EXERCISE DESCRIPTION. In the entries below, the word "JSON" appears on some lines. Copy each of those lines.

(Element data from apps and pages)
*** Begin section ***

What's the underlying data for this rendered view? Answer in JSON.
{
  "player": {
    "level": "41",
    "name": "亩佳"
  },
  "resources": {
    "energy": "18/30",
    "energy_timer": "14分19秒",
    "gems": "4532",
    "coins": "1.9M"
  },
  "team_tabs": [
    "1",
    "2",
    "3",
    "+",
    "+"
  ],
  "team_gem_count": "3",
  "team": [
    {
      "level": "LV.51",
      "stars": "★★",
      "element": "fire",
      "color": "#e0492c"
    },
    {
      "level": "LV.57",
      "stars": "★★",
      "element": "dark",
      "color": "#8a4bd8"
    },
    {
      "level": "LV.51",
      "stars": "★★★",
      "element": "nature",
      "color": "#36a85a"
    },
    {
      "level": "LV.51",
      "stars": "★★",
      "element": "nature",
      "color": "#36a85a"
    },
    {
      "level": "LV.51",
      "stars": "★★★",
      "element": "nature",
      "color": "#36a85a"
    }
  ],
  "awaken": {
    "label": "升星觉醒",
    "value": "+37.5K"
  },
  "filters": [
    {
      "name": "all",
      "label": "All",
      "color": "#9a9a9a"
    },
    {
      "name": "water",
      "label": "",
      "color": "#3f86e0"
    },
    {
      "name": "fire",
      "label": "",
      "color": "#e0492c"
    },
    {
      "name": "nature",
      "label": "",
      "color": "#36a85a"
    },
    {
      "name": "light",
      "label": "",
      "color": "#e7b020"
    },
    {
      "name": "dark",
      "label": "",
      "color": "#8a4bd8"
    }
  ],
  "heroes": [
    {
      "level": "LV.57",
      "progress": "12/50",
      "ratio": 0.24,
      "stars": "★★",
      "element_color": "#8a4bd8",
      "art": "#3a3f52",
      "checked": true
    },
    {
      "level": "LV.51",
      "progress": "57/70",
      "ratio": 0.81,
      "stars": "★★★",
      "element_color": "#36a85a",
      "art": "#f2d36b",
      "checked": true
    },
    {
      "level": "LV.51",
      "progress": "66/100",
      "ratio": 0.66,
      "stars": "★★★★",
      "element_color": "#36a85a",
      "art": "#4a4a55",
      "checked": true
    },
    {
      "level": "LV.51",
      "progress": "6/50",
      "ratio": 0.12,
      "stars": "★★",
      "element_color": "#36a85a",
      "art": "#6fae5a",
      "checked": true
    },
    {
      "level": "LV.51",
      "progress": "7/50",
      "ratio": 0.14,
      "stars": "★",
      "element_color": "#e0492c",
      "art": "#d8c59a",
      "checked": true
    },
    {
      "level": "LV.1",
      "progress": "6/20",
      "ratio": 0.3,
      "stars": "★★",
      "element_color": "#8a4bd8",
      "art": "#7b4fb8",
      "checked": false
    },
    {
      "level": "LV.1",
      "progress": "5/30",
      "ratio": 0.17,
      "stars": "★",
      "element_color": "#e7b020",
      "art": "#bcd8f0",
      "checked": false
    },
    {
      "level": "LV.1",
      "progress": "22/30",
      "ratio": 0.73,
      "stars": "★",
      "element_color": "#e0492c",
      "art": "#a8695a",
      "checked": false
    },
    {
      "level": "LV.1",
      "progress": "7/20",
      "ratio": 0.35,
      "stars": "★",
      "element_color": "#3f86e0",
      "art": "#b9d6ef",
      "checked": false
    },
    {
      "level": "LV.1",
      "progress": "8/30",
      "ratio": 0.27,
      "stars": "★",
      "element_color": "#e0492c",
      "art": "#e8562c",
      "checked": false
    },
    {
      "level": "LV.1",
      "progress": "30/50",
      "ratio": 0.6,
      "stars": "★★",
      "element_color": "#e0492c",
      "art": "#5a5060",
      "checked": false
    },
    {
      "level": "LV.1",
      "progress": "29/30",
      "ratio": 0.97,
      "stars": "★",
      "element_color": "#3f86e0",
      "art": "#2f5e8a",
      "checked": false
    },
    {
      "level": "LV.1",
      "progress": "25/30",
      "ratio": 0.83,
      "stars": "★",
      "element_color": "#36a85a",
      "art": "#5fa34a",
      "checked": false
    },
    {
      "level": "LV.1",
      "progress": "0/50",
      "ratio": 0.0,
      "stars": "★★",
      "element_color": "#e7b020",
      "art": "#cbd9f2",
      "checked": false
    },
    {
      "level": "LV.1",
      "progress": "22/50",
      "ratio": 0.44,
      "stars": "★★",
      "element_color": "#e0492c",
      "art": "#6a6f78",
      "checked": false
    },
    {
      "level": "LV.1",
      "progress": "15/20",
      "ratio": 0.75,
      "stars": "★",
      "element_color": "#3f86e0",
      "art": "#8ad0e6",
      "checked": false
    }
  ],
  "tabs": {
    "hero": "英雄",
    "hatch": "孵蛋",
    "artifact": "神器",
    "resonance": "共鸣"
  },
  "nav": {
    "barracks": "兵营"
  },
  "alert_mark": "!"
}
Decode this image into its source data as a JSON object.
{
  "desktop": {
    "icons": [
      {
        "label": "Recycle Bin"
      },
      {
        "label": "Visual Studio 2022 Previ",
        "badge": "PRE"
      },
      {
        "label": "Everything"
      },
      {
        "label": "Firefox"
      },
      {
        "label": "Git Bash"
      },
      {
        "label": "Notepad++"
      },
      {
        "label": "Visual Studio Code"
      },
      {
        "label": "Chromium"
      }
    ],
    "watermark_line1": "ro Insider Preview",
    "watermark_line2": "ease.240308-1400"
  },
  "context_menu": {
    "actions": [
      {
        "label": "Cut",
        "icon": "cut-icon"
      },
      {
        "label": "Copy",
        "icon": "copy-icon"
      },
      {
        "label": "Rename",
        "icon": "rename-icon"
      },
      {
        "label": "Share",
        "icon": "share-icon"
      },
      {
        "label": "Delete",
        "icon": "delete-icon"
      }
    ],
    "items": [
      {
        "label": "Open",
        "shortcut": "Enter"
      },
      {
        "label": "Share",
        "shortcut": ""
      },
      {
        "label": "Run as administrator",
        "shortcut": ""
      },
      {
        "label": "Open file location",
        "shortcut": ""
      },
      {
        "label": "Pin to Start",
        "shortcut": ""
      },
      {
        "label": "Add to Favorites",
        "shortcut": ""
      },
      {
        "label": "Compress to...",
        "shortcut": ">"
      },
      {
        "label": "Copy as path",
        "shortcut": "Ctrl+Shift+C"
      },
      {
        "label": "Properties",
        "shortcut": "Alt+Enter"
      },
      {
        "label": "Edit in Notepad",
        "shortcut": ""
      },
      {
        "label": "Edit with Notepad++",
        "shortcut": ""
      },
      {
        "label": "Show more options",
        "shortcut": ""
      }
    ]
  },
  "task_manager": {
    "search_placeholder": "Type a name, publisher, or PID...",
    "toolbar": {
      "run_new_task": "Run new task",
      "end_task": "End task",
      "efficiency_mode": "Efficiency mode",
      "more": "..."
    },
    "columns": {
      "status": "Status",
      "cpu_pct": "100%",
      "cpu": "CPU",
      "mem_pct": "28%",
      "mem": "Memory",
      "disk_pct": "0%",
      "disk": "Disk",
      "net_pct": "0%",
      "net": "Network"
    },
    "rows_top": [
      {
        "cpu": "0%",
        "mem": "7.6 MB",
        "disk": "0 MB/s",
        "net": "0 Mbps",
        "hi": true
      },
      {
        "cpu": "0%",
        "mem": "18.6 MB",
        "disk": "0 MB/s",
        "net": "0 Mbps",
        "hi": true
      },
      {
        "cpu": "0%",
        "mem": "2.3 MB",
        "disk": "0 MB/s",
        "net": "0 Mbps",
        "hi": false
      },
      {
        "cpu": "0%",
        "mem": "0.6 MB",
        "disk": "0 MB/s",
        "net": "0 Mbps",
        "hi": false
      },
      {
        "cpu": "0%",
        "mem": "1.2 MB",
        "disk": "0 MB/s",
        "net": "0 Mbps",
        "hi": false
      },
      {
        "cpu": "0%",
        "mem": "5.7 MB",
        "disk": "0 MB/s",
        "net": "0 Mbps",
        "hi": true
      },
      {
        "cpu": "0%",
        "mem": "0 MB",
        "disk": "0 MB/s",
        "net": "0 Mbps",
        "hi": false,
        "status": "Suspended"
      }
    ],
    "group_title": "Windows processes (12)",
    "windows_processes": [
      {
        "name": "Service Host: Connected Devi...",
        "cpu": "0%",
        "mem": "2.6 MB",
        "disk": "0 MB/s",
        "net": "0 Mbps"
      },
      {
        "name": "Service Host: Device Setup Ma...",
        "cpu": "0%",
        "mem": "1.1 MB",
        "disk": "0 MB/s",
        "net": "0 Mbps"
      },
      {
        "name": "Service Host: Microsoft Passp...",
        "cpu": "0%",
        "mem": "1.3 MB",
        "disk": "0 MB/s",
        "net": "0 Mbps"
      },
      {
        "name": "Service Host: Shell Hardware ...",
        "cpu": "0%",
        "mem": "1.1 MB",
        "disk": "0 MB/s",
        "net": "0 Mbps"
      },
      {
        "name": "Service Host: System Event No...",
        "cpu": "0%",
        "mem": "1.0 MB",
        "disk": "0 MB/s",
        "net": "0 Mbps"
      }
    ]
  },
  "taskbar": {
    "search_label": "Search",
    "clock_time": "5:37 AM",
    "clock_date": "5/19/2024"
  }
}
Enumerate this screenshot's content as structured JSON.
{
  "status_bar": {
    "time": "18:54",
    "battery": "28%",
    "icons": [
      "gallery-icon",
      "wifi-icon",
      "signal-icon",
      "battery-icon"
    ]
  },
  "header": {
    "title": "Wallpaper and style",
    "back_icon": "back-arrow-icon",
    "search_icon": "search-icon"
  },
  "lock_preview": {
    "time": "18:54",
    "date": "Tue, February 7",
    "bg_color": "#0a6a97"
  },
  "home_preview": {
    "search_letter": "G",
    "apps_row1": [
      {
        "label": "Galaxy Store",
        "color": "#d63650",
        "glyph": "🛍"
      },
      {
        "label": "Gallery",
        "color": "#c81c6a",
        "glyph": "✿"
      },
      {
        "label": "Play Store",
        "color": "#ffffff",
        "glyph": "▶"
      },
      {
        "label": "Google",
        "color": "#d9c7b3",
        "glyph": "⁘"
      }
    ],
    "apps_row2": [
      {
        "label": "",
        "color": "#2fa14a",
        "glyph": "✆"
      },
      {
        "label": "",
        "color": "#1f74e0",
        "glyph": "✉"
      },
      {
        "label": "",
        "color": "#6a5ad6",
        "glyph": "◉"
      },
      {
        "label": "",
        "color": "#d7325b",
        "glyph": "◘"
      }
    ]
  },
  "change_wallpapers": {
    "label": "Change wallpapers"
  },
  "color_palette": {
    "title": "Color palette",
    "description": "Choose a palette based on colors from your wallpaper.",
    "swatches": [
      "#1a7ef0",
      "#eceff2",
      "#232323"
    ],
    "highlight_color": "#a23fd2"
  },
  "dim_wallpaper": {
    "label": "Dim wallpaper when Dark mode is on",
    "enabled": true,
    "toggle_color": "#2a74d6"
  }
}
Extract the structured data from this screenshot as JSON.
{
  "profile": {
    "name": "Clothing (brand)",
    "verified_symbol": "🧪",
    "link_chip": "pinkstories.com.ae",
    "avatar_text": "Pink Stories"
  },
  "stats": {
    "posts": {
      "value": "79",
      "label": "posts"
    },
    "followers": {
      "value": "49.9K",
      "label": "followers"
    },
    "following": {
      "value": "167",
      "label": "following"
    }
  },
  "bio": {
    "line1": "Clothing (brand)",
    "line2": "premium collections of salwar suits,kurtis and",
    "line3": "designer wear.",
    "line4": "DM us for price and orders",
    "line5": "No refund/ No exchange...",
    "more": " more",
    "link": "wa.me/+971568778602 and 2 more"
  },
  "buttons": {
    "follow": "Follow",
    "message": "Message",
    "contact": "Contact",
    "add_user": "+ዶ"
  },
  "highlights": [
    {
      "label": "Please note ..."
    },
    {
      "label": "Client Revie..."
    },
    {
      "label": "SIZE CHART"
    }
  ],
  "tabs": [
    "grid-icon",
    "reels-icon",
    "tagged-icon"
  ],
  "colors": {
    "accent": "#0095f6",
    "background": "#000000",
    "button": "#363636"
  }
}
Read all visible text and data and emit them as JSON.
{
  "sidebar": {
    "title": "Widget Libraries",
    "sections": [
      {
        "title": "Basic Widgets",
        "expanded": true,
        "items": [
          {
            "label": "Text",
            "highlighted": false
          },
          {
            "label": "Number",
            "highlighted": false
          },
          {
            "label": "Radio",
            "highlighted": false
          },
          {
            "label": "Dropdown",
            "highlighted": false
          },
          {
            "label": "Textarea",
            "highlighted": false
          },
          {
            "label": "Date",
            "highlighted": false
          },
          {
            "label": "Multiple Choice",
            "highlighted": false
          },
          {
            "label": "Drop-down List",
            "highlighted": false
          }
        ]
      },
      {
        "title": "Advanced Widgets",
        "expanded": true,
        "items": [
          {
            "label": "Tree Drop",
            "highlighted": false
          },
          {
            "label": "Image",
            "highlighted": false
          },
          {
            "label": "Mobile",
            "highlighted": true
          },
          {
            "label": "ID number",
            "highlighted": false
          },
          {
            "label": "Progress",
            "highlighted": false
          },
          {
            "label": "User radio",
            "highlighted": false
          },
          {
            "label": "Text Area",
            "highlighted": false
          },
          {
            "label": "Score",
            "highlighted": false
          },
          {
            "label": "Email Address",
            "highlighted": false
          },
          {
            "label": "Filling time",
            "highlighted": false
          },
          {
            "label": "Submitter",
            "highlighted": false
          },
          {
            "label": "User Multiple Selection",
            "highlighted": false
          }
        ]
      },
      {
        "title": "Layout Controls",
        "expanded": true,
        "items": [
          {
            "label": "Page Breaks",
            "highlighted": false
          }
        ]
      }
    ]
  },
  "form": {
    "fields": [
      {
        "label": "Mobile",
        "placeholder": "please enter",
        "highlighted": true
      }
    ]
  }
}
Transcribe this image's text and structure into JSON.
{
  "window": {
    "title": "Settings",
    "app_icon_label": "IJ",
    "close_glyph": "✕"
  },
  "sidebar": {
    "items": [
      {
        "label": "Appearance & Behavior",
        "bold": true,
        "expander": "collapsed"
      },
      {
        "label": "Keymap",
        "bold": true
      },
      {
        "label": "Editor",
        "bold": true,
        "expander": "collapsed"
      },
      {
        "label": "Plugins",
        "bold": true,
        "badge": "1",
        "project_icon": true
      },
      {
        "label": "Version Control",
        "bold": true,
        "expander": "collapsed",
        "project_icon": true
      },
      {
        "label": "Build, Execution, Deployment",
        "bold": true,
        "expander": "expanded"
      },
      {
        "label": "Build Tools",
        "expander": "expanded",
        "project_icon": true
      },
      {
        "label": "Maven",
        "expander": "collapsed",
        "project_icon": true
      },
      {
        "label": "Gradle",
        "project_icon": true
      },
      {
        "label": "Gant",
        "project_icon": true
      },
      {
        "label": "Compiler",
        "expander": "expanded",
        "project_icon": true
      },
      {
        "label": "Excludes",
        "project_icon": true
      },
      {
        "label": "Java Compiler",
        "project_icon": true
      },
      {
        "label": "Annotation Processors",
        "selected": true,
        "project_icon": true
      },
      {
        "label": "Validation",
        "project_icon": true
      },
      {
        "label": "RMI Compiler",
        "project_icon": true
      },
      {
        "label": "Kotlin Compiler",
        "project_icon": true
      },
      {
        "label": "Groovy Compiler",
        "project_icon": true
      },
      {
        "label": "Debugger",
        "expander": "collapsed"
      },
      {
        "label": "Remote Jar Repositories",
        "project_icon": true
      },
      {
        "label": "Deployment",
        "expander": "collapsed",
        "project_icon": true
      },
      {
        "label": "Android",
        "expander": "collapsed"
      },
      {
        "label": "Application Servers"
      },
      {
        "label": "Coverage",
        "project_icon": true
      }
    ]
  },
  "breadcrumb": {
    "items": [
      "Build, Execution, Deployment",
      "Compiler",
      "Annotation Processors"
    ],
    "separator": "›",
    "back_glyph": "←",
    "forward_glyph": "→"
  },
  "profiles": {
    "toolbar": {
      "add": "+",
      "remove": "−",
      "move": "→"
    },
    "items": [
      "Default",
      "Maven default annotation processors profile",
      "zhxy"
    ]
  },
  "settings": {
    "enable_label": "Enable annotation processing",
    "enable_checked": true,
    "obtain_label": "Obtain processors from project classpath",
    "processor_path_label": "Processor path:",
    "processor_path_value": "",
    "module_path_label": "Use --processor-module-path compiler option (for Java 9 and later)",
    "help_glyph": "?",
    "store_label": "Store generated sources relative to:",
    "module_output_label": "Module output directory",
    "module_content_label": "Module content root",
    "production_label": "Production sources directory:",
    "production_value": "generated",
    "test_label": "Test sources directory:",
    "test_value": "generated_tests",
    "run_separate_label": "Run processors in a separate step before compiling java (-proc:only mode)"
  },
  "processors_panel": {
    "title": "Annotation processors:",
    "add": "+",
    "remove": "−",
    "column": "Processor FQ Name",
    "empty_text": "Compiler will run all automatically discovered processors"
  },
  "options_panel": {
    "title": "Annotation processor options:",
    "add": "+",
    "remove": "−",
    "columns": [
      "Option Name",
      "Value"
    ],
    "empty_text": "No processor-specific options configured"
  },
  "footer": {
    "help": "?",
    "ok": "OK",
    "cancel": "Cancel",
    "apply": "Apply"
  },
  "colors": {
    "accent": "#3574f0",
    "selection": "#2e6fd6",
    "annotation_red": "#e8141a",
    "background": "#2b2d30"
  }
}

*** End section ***

THE COMPLETED TASK.
What's the underlying data for this rendered view? Answer in JSON.
Decode this image into its source data as a JSON object.
Enumerate this screenshot's content as structured JSON.
Extract the structured data from this screenshot as JSON.
Read all visible text and data and emit them as JSON.
Transcribe this image's text and structure into JSON.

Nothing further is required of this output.